The same question could be asked about Slovenia, the Czech Republic and the Slovak Republic concerning their high levels of income equality with, again, lower taxes and a smaller welfare state. The Left is selective in choosing its paragons of economic virtue.
With the OECD Better Life Index in Scandinavia looking good during the peak of democratic socialism in 2000 and even better in its more capitalistic, smaller government era in 1960, could it be that there is something else at work in these countries creating these good metrics besides public policy? This brings us to Myth #4: Public policy is more important than culture in influencing quality of life.
A related question would be, “Why haven’t countries with similar public policies (e.g., Greece, Spain, Portugal, and France) had similar outcomes?” Much of the answer is rooted in culture.

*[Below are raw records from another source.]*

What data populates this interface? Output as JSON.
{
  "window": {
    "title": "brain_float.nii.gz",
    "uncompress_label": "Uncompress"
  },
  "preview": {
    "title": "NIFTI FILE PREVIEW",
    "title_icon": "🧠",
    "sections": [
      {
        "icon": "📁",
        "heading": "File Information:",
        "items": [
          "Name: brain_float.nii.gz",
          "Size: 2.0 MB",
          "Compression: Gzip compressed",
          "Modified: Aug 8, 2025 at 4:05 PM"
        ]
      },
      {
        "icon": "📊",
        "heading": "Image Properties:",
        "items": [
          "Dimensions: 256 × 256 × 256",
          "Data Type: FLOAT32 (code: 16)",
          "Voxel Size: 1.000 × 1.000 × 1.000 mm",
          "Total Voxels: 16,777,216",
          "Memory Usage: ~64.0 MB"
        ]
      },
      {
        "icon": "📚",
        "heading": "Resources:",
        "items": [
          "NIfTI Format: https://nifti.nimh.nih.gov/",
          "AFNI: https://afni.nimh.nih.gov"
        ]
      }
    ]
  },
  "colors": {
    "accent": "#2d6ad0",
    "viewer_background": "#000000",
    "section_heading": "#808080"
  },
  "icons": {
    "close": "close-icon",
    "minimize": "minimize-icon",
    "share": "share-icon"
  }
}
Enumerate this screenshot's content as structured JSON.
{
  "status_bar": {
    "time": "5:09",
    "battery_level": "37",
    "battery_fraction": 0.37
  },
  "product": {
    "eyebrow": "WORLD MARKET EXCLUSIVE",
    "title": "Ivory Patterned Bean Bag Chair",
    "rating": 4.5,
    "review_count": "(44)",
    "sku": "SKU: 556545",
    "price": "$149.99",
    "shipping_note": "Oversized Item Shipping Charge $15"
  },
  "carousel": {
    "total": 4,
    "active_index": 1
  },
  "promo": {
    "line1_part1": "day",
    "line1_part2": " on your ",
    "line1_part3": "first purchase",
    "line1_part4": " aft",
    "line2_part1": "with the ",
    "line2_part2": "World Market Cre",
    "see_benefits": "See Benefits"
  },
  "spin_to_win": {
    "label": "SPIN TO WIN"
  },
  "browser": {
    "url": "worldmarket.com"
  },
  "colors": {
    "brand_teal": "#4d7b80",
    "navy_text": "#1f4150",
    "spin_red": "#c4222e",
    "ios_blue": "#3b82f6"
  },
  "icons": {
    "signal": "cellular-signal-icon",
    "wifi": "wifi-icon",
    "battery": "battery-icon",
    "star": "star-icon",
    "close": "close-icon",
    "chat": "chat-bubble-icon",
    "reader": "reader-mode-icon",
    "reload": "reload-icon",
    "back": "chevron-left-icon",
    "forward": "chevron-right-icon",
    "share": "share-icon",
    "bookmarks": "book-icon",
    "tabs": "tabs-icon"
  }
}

Sanandaji makes a compelling case that the Nordic countries have a unique culture that creates prosperity because they are characterized by ethnic homogeneity, high levels of trust and cooperation, punctuality, honesty, hard work, physical exercise, and healthy diets. In recent decades, some of these norms have faded in Scandinavia but they explain why a country could offer generous welfare benefits in decades past and maintain economic health: if your country is honest and hard-working, then few will be on the public dole, and the ones who are will get off as soon as they are able.
If, according to the Left, public policy is the key to prosperity, then you would expect Nordic Americans to fare worse in America with a lower tax, smaller government, and less government subsidies model. This highlights Myth #5 which falls apart like a cheap suit: the American Dream is more fully realized in Scandinavia than America itself.
In fact, Danish Americans have a 55 percent higher living standard than Danes; Swedish Americans beat Swedes by 53 percent; and Finnish Americans outpace Finns by 59 percent. And, even though Norwegian Americans don’t benefit from huge oil reserves from their country of origin, they have a 3 percent higher living standard than their cousins overseas.
Culture is more important than politics: Nordic Americans also have higher high school graduation rates, lower unemployment and lower poverty rates than Scandinavians. When Milton Friedman was told by a Swedish economist, “In Scandinavia we have no poverty,” he cleverly replied, “That’s interesting, because in America, among Scandinavians, we have no poverty either.”
Many other falsehoods are exposed in Sanandaji’s book: the peak of democratic socialism did not adversely affect Nordic economies (see Sweden 1970-1991); Scandinavian countries are an egalitarian paradise for women; generous welfare benefits have not become a narcotic and torn the Nordic social fabric; and immigrants generally do well in Scandinavia.
To the Nordics’ credit, in many ways, they have learned from their mistakes: Welfare generosity has been reduced; taxes have been cut; the public sector has become smaller; and economic freedom has increased. Economic numbers have improved since the halcyon days of democratic socialism. Perhaps Bernie Sanders and the leaders of our blue cities and states could learn a thing or two from the outcomes emerging from these reforms.
(Photo credit: Hansjorn / Wikimedia)